The common assumption that the ratio between particulate organic carbon (POC) and particulate Th-234 obtained from shallow sediment traps and filterable particles are representative of the ratio in the total particle settling flux should be treated with caution in view of well-known biases associated with tethered shallow sediment traps and the decoupling between size and settling velocity of many natural particle regimes. To make progress toward reliably constraining the POC/Th-234 ratio on truly settling particles, we have tested here a settling collection technique designed to remove any hydrodynamic bias; split flow-thin cell fractionation (SPLITT). These first results from a North Sea fjord and an open Baltic Sea time-series station indicates that the POC/Th-234 ratio on the more complete particle-settling spectrum, isolated with SPLITT, was higher than the POC/Th-234 ratio obtained simultaneously from tethered shallow sediment traps in seven out of seven parallel deployments with an average factor of 210%. The POC/Th-234 ratio from the SPLITT was either in the same range or higher than that obtained on filtered “bull’ particles. To explain this novel data we hypothesize that the slowest settling fraction is organic-matter rich and does not strongly complex Th-234 (i.e., high POC/Th-234). We suggest that this ultra-slow sinking fraction is better collected by SPLITT than with tethered sediment traps because of minimized hydrodynamic bias. This was tested using the ratio of POC/Al as a tracer of detrital mineral-ballast influenced settling velocity.

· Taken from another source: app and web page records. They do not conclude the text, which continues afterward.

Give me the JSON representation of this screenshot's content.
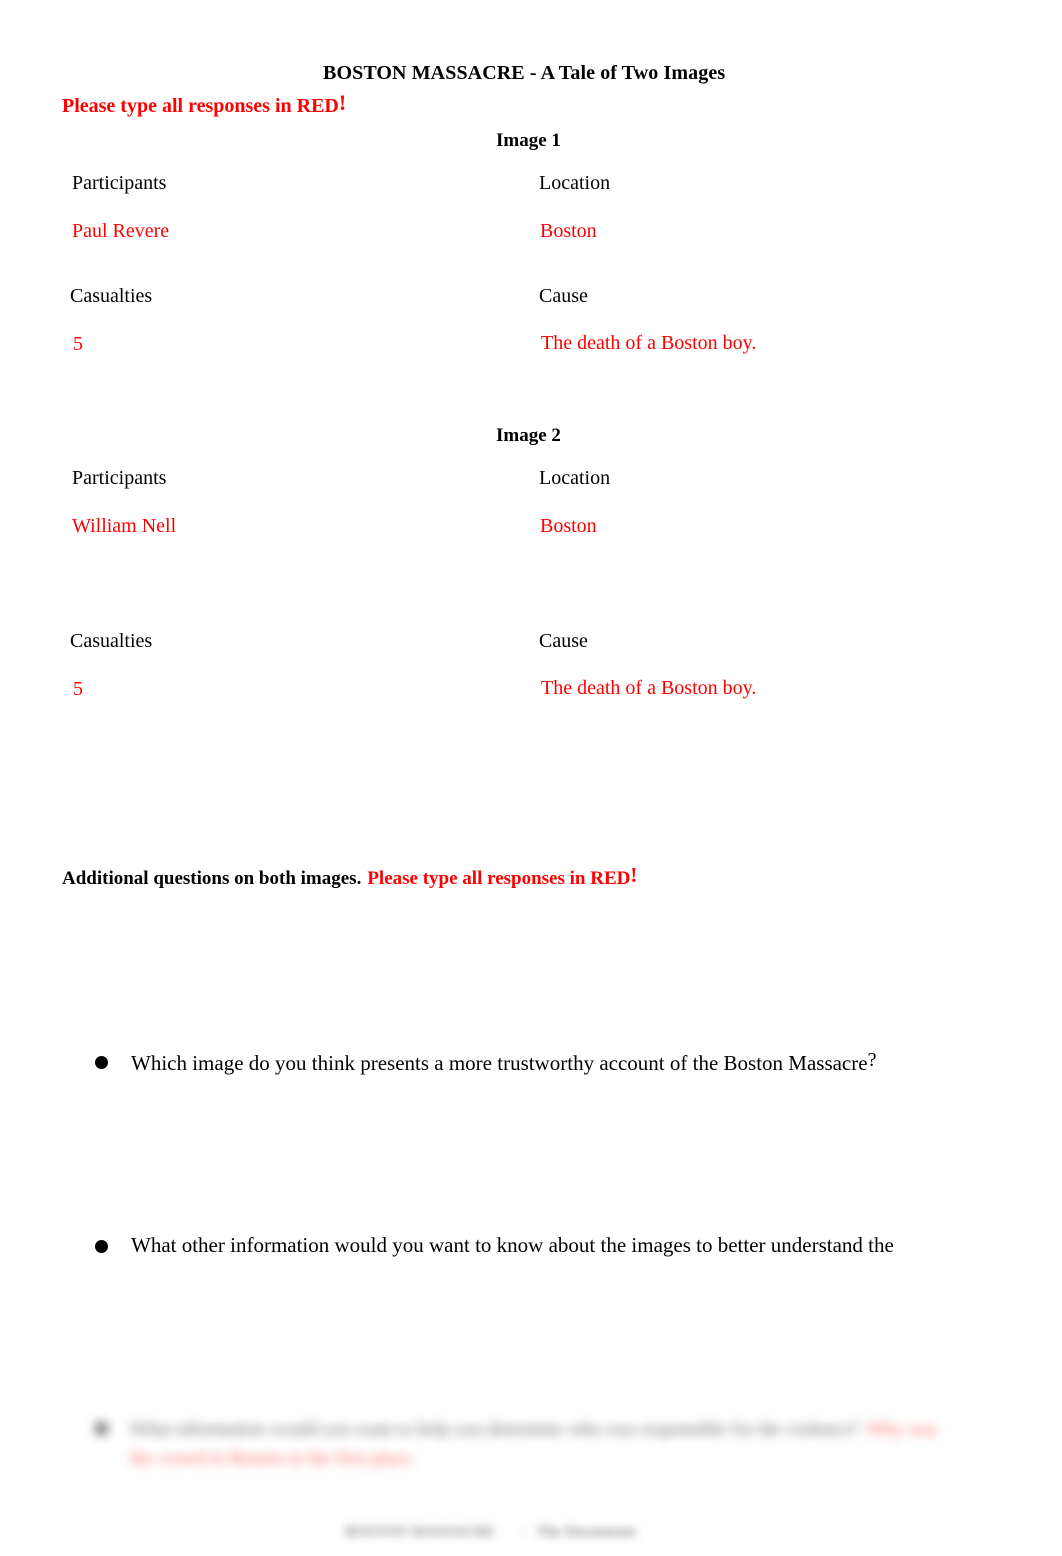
{
  "document": {
    "title": "BOSTON MASSACRE - A Tale of Two Images",
    "instruction": "Please type all responses in RED",
    "instruction_bang": "!"
  },
  "colors": {
    "response_red": "#FF0000",
    "body_black": "#000000",
    "page_background": "#FFFFFF"
  },
  "sections": [
    {
      "heading": "Image 1",
      "fields": {
        "participants_label": "Participants",
        "participants_value": "Paul Revere",
        "location_label": "Location",
        "location_value": "Boston",
        "casualties_label": "Casualties",
        "casualties_value": "5",
        "cause_label": "Cause",
        "cause_value": "The death of a Boston boy."
      }
    },
    {
      "heading": "Image 2",
      "fields": {
        "participants_label": "Participants",
        "participants_value": "William Nell",
        "location_label": "Location",
        "location_value": "Boston",
        "casualties_label": "Casualties",
        "casualties_value": "5",
        "cause_label": "Cause",
        "cause_value": "The death of a Boston boy."
      }
    }
  ],
  "additional": {
    "lead_black": "Additional questions on both images.",
    "lead_red": "Please type all responses in RED",
    "lead_bang": "!",
    "questions": [
      {
        "text": "Which image do you think presents a more trustworthy account of the Boston Massacre",
        "qmark": "?"
      },
      {
        "text": "What other information would you want to know about the images to better understand the"
      }
    ],
    "blurred_question": {
      "text": "What information would you want to help you determine who was responsible for the violence?",
      "response": "Why was the crowd in Boston in the first place."
    }
  },
  "footer": {
    "left": "BOSTON MASSACRE",
    "dash": "-",
    "right": "The Documents"
  }
}
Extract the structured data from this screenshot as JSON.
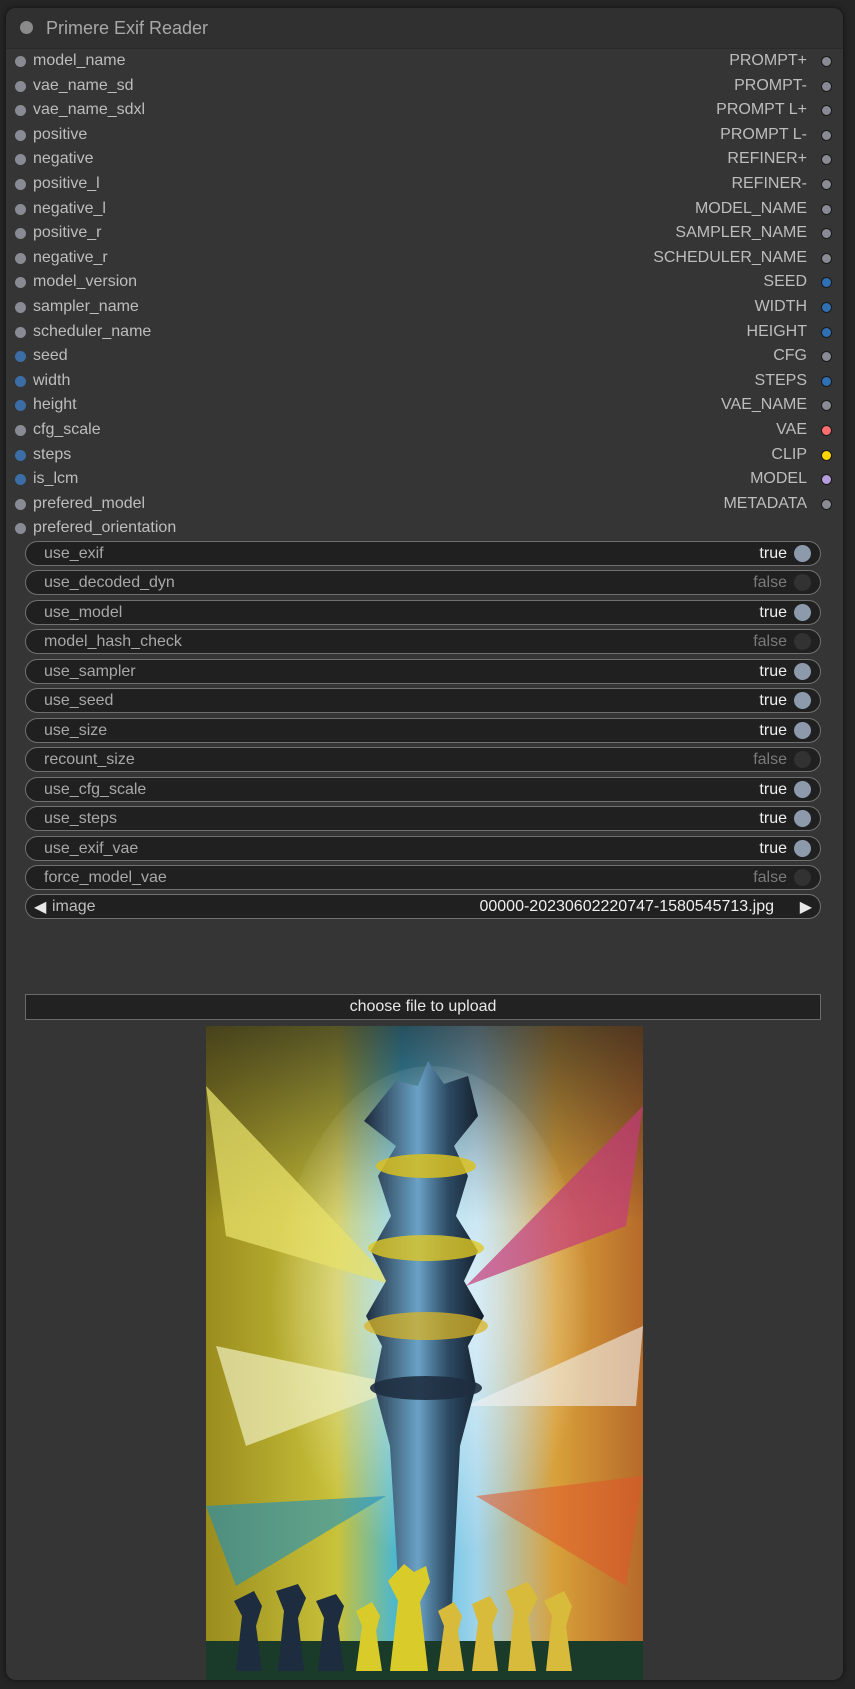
{
  "node": {
    "title": "Primere Exif Reader"
  },
  "inputs": [
    {
      "label": "model_name",
      "color": "#8a8a94"
    },
    {
      "label": "vae_name_sd",
      "color": "#8a8a94"
    },
    {
      "label": "vae_name_sdxl",
      "color": "#8a8a94"
    },
    {
      "label": "positive",
      "color": "#8a8a94"
    },
    {
      "label": "negative",
      "color": "#8a8a94"
    },
    {
      "label": "positive_l",
      "color": "#8a8a94"
    },
    {
      "label": "negative_l",
      "color": "#8a8a94"
    },
    {
      "label": "positive_r",
      "color": "#8a8a94"
    },
    {
      "label": "negative_r",
      "color": "#8a8a94"
    },
    {
      "label": "model_version",
      "color": "#8a8a94"
    },
    {
      "label": "sampler_name",
      "color": "#8a8a94"
    },
    {
      "label": "scheduler_name",
      "color": "#8a8a94"
    },
    {
      "label": "seed",
      "color": "#3a6ea5"
    },
    {
      "label": "width",
      "color": "#3a6ea5"
    },
    {
      "label": "height",
      "color": "#3a6ea5"
    },
    {
      "label": "cfg_scale",
      "color": "#8a8a94"
    },
    {
      "label": "steps",
      "color": "#3a6ea5"
    },
    {
      "label": "is_lcm",
      "color": "#3a6ea5"
    },
    {
      "label": "prefered_model",
      "color": "#8a8a94"
    },
    {
      "label": "prefered_orientation",
      "color": "#8a8a94"
    }
  ],
  "outputs": [
    {
      "label": "PROMPT+",
      "color": "#8a8a94"
    },
    {
      "label": "PROMPT-",
      "color": "#8a8a94"
    },
    {
      "label": "PROMPT L+",
      "color": "#8a8a94"
    },
    {
      "label": "PROMPT L-",
      "color": "#8a8a94"
    },
    {
      "label": "REFINER+",
      "color": "#8a8a94"
    },
    {
      "label": "REFINER-",
      "color": "#8a8a94"
    },
    {
      "label": "MODEL_NAME",
      "color": "#8a8a94"
    },
    {
      "label": "SAMPLER_NAME",
      "color": "#8a8a94"
    },
    {
      "label": "SCHEDULER_NAME",
      "color": "#8a8a94"
    },
    {
      "label": "SEED",
      "color": "#2f6fb3"
    },
    {
      "label": "WIDTH",
      "color": "#2f6fb3"
    },
    {
      "label": "HEIGHT",
      "color": "#2f6fb3"
    },
    {
      "label": "CFG",
      "color": "#8a8a94"
    },
    {
      "label": "STEPS",
      "color": "#2f6fb3"
    },
    {
      "label": "VAE_NAME",
      "color": "#8a8a94"
    },
    {
      "label": "VAE",
      "color": "#ff6e6e"
    },
    {
      "label": "CLIP",
      "color": "#ffd500"
    },
    {
      "label": "MODEL",
      "color": "#b39ddb"
    },
    {
      "label": "METADATA",
      "color": "#8a8a94"
    }
  ],
  "toggles": [
    {
      "label": "use_exif",
      "value": "true",
      "on": true
    },
    {
      "label": "use_decoded_dyn",
      "value": "false",
      "on": false
    },
    {
      "label": "use_model",
      "value": "true",
      "on": true
    },
    {
      "label": "model_hash_check",
      "value": "false",
      "on": false
    },
    {
      "label": "use_sampler",
      "value": "true",
      "on": true
    },
    {
      "label": "use_seed",
      "value": "true",
      "on": true
    },
    {
      "label": "use_size",
      "value": "true",
      "on": true
    },
    {
      "label": "recount_size",
      "value": "false",
      "on": false
    },
    {
      "label": "use_cfg_scale",
      "value": "true",
      "on": true
    },
    {
      "label": "use_steps",
      "value": "true",
      "on": true
    },
    {
      "label": "use_exif_vae",
      "value": "true",
      "on": true
    },
    {
      "label": "force_model_vae",
      "value": "false",
      "on": false
    }
  ],
  "image_combo": {
    "label": "image",
    "value": "00000-20230602220747-1580545713.jpg",
    "left_arrow": "◀",
    "right_arrow": "▶"
  },
  "upload": {
    "label": "choose file to upload"
  },
  "icons": {
    "collapse": "collapse-dot-icon",
    "input_slot": "slot-dot-icon",
    "output_slot": "slot-dot-icon"
  }
}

The higher POC/Al ratios in SPLITT samples relative to in traps is consistent with the hypothesis that SPLITT is better suited for collecting also the slow-settling component of sinking particles. This important slow-settling component appears to here consist primarily of non-APS/TEP components of plankton exudates or other less-strongly Th-234-complexing organic matter. Further applications of the SPLITT technique are likely to return increasingly new insights on the composition (including “truly settling” POC/Th-234) of the total spectrum of particles settling out of the upper ocean. (c) 2005 Elsevier B.V. All rights reserved.

Place, publisher, year, edition, pages
2006. Vol. 100, no 3-4, 314-322 p.
Keyword [en]
ocean export; organic carbon; methods; thorium-234
National Category
Natural Sciences
Research subject
SWEDARCTIC 2001, Arctic Ocean 2001
Identifiers
URN: urn:nbn:se:polar:diva-3194DOI: 10.1016/j.marchem.2005.10.018OAI: oai:DiVA.org:polar-3194DiVA: diva2:1050203
Note

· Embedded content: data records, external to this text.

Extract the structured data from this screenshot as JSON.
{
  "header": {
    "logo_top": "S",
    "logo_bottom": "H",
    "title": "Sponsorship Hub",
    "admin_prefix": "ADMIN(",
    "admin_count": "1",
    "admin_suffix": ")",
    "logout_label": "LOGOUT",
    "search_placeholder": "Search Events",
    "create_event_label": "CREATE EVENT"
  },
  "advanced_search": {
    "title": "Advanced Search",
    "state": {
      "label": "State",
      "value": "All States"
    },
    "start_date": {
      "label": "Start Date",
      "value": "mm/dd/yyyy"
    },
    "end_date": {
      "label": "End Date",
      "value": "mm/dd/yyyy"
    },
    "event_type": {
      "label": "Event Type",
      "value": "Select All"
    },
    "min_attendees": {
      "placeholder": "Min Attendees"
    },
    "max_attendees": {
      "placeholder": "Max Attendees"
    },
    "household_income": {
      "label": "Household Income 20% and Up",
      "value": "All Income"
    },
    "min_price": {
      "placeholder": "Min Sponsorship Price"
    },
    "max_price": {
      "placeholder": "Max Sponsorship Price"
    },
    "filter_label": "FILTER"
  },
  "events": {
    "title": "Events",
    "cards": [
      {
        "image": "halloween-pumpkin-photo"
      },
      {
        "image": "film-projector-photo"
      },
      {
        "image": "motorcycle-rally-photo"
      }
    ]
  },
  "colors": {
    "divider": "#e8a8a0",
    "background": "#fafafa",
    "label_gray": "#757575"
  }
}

Workshop on the Future Applications of 234 Th in Aquatic Ecosystems (FATE), Woods Hole, MA, AUG, 2004

Available from: 2016-11-28 Created: 2016-11-21 Last updated: 2016-11-28

Open Access in DiVA

No full text

Other links

Publisher's full text
In the same journal
Marine Chemistry
Natural Sciences

Search outside of DiVA

GoogleGoogle Scholar

doi
urn-nbn

Altmetric score

doi
urn-nbn
Total: 11 hits
CiteExportLink to record
Permanent link

Direct link
Cite
Citation style
  • apa
  • harvard1
  • ieee
  • modern-language-association-8th-edition
  • vancouver
  • Other style
More styles
Language
  • de-DE
  • en-GB
  • en-US
  • fi-FI
  • nn-NO
  • nn-NB
  • sv-SE
  • Other locale
More languages
Output format
  • html
  • text
  • asciidoc
  • rtf